Authors: Dr. Curtis Ebbesmeyer and Eric Scigliano
Publisher: Smithsonian Books/Harper Collins
Reviewed by Orlay Johnson
If you would enjoy learning about the life and times of Dr. Curtis Ebbesmeyer, a UW graduate and Seattle oceanographer best known for tracking ocean currents using sneakers and bath toys lost, then sit back and enjoy. Flotsametrics, is co-written by Dr. Ebbesmeyer and Eric Scigliano, a local science writer.
It is a fun read, with plenty of oceanographic insights, some very personal experiences and a glimpse into the very “way out” thinking that allowed Ebbesmeyer to champion some bizarre ideas, like using Nike sneakers and bathtub toys lost off of freighters to study massive oceanic gyres.
The books has its ups and down, but I most enjoyed the parts directly related to Dr. Ebbesmeyer’s scientific studies – especially his initial graduate studies at the University of Washington with Cliff Barnes. As an new master’s student he discovered something he called “snarks” in Puget Sound’s Dabob Bay. Snarks are coherent slabs of water that move from the South Sound to the Strait of Juan De Fuca. They may not seem very important unless someone is dumping sewage into the Sound and expects it to disperse in a few hours. Fortunately, there are plenty of similar adventures in his wide -ranging life that are equally fascinating, from studies of massive oceanic currents tearing up oil rigs (and leaving them to float away like giant jellyfish), theories of how life evolved in floating pumice, and studies of the massive plastic inundation of on the world’s oceans.

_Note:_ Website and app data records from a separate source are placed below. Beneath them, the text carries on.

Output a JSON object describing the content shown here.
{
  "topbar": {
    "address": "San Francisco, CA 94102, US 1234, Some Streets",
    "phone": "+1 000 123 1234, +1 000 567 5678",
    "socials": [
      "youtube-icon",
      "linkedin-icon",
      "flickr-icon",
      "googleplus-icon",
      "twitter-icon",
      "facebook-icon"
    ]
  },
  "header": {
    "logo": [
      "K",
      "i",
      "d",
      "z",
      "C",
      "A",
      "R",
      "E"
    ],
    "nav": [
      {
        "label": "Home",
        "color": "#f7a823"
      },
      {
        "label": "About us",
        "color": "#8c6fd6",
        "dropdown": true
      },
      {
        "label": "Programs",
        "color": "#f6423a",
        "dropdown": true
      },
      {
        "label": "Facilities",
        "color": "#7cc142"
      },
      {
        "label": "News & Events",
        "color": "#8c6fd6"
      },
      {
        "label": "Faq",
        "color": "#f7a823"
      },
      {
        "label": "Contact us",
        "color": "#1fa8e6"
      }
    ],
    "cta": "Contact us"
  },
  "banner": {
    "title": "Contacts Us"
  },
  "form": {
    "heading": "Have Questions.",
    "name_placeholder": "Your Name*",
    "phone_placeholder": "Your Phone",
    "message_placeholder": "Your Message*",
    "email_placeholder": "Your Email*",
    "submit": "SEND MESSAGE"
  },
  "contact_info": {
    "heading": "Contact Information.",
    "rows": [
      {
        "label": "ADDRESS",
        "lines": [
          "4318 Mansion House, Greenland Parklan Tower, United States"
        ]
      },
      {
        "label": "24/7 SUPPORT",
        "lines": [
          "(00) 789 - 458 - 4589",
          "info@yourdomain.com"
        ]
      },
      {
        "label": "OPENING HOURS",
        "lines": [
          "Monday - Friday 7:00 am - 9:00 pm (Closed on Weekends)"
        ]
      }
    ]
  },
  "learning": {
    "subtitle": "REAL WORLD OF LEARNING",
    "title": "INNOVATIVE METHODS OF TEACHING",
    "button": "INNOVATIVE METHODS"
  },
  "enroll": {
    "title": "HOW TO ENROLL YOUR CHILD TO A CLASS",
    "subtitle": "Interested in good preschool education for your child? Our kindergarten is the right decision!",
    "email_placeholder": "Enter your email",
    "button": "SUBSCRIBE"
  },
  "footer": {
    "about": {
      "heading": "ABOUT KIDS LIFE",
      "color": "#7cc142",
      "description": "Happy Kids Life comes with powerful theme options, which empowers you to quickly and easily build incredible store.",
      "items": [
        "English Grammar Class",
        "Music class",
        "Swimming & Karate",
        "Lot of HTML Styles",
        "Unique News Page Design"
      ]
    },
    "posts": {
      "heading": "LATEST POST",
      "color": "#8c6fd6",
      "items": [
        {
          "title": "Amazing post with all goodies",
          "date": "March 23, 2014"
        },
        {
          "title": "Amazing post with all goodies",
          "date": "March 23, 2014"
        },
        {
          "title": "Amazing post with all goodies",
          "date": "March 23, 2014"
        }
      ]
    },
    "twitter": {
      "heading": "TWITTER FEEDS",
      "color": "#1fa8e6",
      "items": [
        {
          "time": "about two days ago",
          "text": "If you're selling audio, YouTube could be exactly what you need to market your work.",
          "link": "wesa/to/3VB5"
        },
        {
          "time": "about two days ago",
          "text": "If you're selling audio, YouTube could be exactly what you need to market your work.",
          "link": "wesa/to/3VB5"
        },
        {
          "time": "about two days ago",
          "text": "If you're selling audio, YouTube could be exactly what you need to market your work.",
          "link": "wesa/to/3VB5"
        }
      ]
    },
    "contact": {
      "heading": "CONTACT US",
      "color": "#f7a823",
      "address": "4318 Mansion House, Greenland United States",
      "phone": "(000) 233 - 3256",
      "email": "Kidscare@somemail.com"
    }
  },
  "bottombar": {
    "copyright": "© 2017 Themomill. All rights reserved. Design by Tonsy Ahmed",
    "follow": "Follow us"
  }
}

The book includes well-crafted insights into Dr. Ebbesmeyer’s life in Seattle and what it is like to be a scientist at the turn of the 21st century. This includes stories about his family, parents and close colleagues, which may not be everyone’s cup of tea. Still I think it is important to remember that scientists do not work in a vacuum – science occurs within the framework of family, friends and support institutions and the book well conveys this. It was his mother who originally pointed out the advantages of studying sneakers in the ocean, and his relationships with a variety of colleagues, including Akira Okubo and Jim Ingraham are wildly productive. Ebbesmeyer’s long association with beachcombers and beachcombing networks also is a model of how scientists can work together with the public in a literate society to advance our understanding of the world.
On the negative side, the book is uneven and some parts seem so personal they are almost painful. It is laudatory that Scigliano is equally credited as co-author, but the book still jumps around from science to family and back again much too sharply. Some of the science is very speculative, such as an entire section on a theory of how life evolved from pumice drifting on the ocean currents. The maps and illustrations challenge the reader – they are tiny, often difficult to read, and way too few and far between.
I was pleasantly surprised by the profuse and well-documented references for “further reading.” So often, biographical accounts lack documentation, and/or they are way too boring, but, like icing on the cake, this book has fascinating and useful appendices, a full glossary, and a far better index than most textbooks.
If you want just the science, check out Goggle or the Web of Science and look up Ebbesmeyer’s almost 100 peer-reviewed papers – he is an articulate and prolific scientist.
If you want to know about the person behind the science as well as some interesting and inspiring stores about what is like to be a modern day oceanographer, check out this biography. Good reading one way or the other.
Orlay Johnson works for the National Marine Fisheries Service/National Oceanic and Atmospheric Administration and is a member of the Northwest Aquatic and Marine Educators (NAME). This review originally appeared in Scuttlebutt, the newsletter for the Northwest Aquatic and Marine Educators (NAME).